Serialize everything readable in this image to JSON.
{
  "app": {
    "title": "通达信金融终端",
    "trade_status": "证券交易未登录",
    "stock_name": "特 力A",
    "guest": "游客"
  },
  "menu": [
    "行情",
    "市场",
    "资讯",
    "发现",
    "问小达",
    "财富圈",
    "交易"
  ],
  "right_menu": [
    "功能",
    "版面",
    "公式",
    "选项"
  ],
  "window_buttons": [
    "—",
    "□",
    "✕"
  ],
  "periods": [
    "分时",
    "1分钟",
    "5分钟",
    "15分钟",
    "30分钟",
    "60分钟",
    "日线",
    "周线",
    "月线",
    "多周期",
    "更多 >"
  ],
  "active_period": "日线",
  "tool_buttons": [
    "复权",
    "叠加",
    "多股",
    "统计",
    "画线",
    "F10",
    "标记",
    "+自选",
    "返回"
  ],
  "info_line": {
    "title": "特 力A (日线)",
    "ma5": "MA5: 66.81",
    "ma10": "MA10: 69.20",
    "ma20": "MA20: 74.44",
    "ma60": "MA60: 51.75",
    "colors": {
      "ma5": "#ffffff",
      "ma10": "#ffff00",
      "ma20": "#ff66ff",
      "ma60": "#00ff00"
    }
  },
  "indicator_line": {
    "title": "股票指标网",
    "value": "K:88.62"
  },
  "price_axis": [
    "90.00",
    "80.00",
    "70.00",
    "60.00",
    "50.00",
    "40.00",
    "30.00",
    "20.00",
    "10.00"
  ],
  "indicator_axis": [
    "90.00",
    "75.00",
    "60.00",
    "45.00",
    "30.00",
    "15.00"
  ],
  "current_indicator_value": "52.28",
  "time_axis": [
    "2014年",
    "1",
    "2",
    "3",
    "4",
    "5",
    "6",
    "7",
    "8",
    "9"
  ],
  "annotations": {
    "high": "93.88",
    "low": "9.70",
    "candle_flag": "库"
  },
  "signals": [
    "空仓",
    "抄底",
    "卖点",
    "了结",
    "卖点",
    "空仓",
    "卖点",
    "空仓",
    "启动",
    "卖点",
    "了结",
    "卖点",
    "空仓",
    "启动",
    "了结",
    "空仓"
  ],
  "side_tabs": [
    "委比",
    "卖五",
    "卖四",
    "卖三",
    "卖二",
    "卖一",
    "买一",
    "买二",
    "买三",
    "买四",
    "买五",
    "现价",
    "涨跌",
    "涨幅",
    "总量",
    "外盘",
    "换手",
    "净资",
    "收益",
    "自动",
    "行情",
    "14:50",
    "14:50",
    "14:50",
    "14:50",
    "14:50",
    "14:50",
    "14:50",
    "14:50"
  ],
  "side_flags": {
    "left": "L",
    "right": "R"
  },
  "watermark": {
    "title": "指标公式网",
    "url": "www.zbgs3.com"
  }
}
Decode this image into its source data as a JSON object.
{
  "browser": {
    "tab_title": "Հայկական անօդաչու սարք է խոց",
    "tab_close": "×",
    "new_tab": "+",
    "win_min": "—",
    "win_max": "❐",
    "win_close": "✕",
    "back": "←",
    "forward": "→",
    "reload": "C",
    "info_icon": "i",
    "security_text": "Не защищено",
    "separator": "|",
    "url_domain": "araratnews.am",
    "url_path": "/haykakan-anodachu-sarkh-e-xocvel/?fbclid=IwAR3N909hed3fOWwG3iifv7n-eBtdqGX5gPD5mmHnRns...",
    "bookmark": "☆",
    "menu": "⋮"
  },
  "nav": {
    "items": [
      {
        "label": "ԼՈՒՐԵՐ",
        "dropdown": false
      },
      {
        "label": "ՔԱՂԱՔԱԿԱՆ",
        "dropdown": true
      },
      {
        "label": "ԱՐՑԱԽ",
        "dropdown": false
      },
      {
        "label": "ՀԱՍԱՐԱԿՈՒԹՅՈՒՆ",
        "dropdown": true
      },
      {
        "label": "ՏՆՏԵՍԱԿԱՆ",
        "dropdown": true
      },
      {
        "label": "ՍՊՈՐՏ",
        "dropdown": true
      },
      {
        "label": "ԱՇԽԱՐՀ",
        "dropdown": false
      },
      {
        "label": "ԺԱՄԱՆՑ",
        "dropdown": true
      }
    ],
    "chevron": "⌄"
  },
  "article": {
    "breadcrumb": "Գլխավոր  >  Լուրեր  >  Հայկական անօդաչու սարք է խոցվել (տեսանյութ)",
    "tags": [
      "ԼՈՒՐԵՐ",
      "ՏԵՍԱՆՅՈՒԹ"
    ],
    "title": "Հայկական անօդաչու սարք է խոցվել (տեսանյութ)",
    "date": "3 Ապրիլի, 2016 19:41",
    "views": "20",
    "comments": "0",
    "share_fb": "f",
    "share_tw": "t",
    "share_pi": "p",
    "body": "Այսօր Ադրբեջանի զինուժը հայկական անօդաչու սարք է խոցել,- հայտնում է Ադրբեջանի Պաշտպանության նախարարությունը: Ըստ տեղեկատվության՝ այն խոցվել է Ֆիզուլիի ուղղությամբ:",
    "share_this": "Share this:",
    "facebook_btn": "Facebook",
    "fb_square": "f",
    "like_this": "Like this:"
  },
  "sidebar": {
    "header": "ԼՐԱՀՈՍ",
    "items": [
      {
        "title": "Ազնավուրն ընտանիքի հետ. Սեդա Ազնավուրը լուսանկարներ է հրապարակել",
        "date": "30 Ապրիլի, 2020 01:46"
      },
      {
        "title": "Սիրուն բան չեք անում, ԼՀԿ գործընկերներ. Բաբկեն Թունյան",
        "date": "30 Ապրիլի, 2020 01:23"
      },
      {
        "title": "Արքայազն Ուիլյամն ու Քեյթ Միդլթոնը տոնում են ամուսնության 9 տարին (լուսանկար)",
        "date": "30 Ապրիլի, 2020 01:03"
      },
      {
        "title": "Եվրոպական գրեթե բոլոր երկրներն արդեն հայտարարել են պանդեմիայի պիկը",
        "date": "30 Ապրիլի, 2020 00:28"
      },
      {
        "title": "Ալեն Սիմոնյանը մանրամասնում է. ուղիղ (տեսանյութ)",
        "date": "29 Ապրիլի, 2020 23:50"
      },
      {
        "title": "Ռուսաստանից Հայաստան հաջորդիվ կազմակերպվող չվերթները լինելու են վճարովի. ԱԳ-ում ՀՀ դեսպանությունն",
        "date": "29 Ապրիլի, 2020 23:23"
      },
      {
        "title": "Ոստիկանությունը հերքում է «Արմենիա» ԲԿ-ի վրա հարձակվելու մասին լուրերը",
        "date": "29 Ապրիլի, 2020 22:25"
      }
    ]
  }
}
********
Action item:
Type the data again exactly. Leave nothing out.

Answer to the exercise:
Serialize everything readable in this image to JSON.
{
  "app": {
    "title": "通达信金融终端",
    "trade_status": "证券交易未登录",
    "stock_name": "特 力A",
    "guest": "游客"
  },
  "menu": [
    "行情",
    "市场",
    "资讯",
    "发现",
    "问小达",
    "财富圈",
    "交易"
  ],
  "right_menu": [
    "功能",
    "版面",
    "公式",
    "选项"
  ],
  "window_buttons": [
    "—",
    "□",
    "✕"
  ],
  "periods": [
    "分时",
    "1分钟",
    "5分钟",
    "15分钟",
    "30分钟",
    "60分钟",
    "日线",
    "周线",
    "月线",
    "多周期",
    "更多 >"
  ],
  "active_period": "日线",
  "tool_buttons": [
    "复权",
    "叠加",
    "多股",
    "统计",
    "画线",
    "F10",
    "标记",
    "+自选",
    "返回"
  ],
  "info_line": {
    "title": "特 力A (日线)",
    "ma5": "MA5: 66.81",
    "ma10": "MA10: 69.20",
    "ma20": "MA20: 74.44",
    "ma60": "MA60: 51.75",
    "colors": {
      "ma5": "#ffffff",
      "ma10": "#ffff00",
      "ma20": "#ff66ff",
      "ma60": "#00ff00"
    }
  },
  "indicator_line": {
    "title": "股票指标网",
    "value": "K:88.62"
  },
  "price_axis": [
    "90.00",
    "80.00",
    "70.00",
    "60.00",
    "50.00",
    "40.00",
    "30.00",
    "20.00",
    "10.00"
  ],
  "indicator_axis": [
    "90.00",
    "75.00",
    "60.00",
    "45.00",
    "30.00",
    "15.00"
  ],
  "current_indicator_value": "52.28",
  "time_axis": [
    "2014年",
    "1",
    "2",
    "3",
    "4",
    "5",
    "6",
    "7",
    "8",
    "9"
  ],
  "annotations": {
    "high": "93.88",
    "low": "9.70",
    "candle_flag": "库"
  },
  "signals": [
    "空仓",
    "抄底",
    "卖点",
    "了结",
    "卖点",
    "空仓",
    "卖点",
    "空仓",
    "启动",
    "卖点",
    "了结",
    "卖点",
    "空仓",
    "启动",
    "了结",
    "空仓"
  ],
  "side_tabs": [
    "委比",
    "卖五",
    "卖四",
    "卖三",
    "卖二",
    "卖一",
    "买一",
    "买二",
    "买三",
    "买四",
    "买五",
    "现价",
    "涨跌",
    "涨幅",
    "总量",
    "外盘",
    "换手",
    "净资",
    "收益",
    "自动",
    "行情",
    "14:50",
    "14:50",
    "14:50",
    "14:50",
    "14:50",
    "14:50",
    "14:50",
    "14:50"
  ],
  "side_flags": {
    "left": "L",
    "right": "R"
  },
  "watermark": {
    "title": "指标公式网",
    "url": "www.zbgs3.com"
  }
}
Decode this image into its source data as a JSON object.
{
  "browser": {
    "tab_title": "Հայկական անօդաչու սարք է խոց",
    "tab_close": "×",
    "new_tab": "+",
    "win_min": "—",
    "win_max": "❐",
    "win_close": "✕",
    "back": "←",
    "forward": "→",
    "reload": "C",
    "info_icon": "i",
    "security_text": "Не защищено",
    "separator": "|",
    "url_domain": "araratnews.am",
    "url_path": "/haykakan-anodachu-sarkh-e-xocvel/?fbclid=IwAR3N909hed3fOWwG3iifv7n-eBtdqGX5gPD5mmHnRns...",
    "bookmark": "☆",
    "menu": "⋮"
  },
  "nav": {
    "items": [
      {
        "label": "ԼՈՒՐԵՐ",
        "dropdown": false
      },
      {
        "label": "ՔԱՂԱՔԱԿԱՆ",
        "dropdown": true
      },
      {
        "label": "ԱՐՑԱԽ",
        "dropdown": false
      },
      {
        "label": "ՀԱՍԱՐԱԿՈՒԹՅՈՒՆ",
        "dropdown": true
      },
      {
        "label": "ՏՆՏԵՍԱԿԱՆ",
        "dropdown": true
      },
      {
        "label": "ՍՊՈՐՏ",
        "dropdown": true
      },
      {
        "label": "ԱՇԽԱՐՀ",
        "dropdown": false
      },
      {
        "label": "ԺԱՄԱՆՑ",
        "dropdown": true
      }
    ],
    "chevron": "⌄"
  },
  "article": {
    "breadcrumb": "Գլխավոր  >  Լուրեր  >  Հայկական անօդաչու սարք է խոցվել (տեսանյութ)",
    "tags": [
      "ԼՈՒՐԵՐ",
      "ՏԵՍԱՆՅՈՒԹ"
    ],
    "title": "Հայկական անօդաչու սարք է խոցվել (տեսանյութ)",
    "date": "3 Ապրիլի, 2016 19:41",
    "views": "20",
    "comments": "0",
    "share_fb": "f",
    "share_tw": "t",
    "share_pi": "p",
    "body": "Այսօր Ադրբեջանի զինուժը հայկական անօդաչու սարք է խոցել,- հայտնում է Ադրբեջանի Պաշտպանության նախարարությունը: Ըստ տեղեկատվության՝ այն խոցվել է Ֆիզուլիի ուղղությամբ:",
    "share_this": "Share this:",
    "facebook_btn": "Facebook",
    "fb_square": "f",
    "like_this": "Like this:"
  },
  "sidebar": {
    "header": "ԼՐԱՀՈՍ",
    "items": [
      {
        "title": "Ազնավուրն ընտանիքի հետ. Սեդա Ազնավուրը լուսանկարներ է հրապարակել",
        "date": "30 Ապրիլի, 2020 01:46"
      },
      {
        "title": "Սիրուն բան չեք անում, ԼՀԿ գործընկերներ. Բաբկեն Թունյան",
        "date": "30 Ապրիլի, 2020 01:23"
      },
      {
        "title": "Արքայազն Ուիլյամն ու Քեյթ Միդլթոնը տոնում են ամուսնության 9 տարին (լուսանկար)",
        "date": "30 Ապրիլի, 2020 01:03"
      },
      {
        "title": "Եվրոպական գրեթե բոլոր երկրներն արդեն հայտարարել են պանդեմիայի պիկը",
        "date": "30 Ապրիլի, 2020 00:28"
      },
      {
        "title": "Ալեն Սիմոնյանը մանրամասնում է. ուղիղ (տեսանյութ)",
        "date": "29 Ապրիլի, 2020 23:50"
      },
      {
        "title": "Ռուսաստանից Հայաստան հաջորդիվ կազմակերպվող չվերթները լինելու են վճարովի. ԱԳ-ում ՀՀ դեսպանությունն",
        "date": "29 Ապրիլի, 2020 23:23"
      },
      {
        "title": "Ոստիկանությունը հերքում է «Արմենիա» ԲԿ-ի վրա հարձակվելու մասին լուրերը",
        "date": "29 Ապրիլի, 2020 22:25"
      }
    ]
  }
}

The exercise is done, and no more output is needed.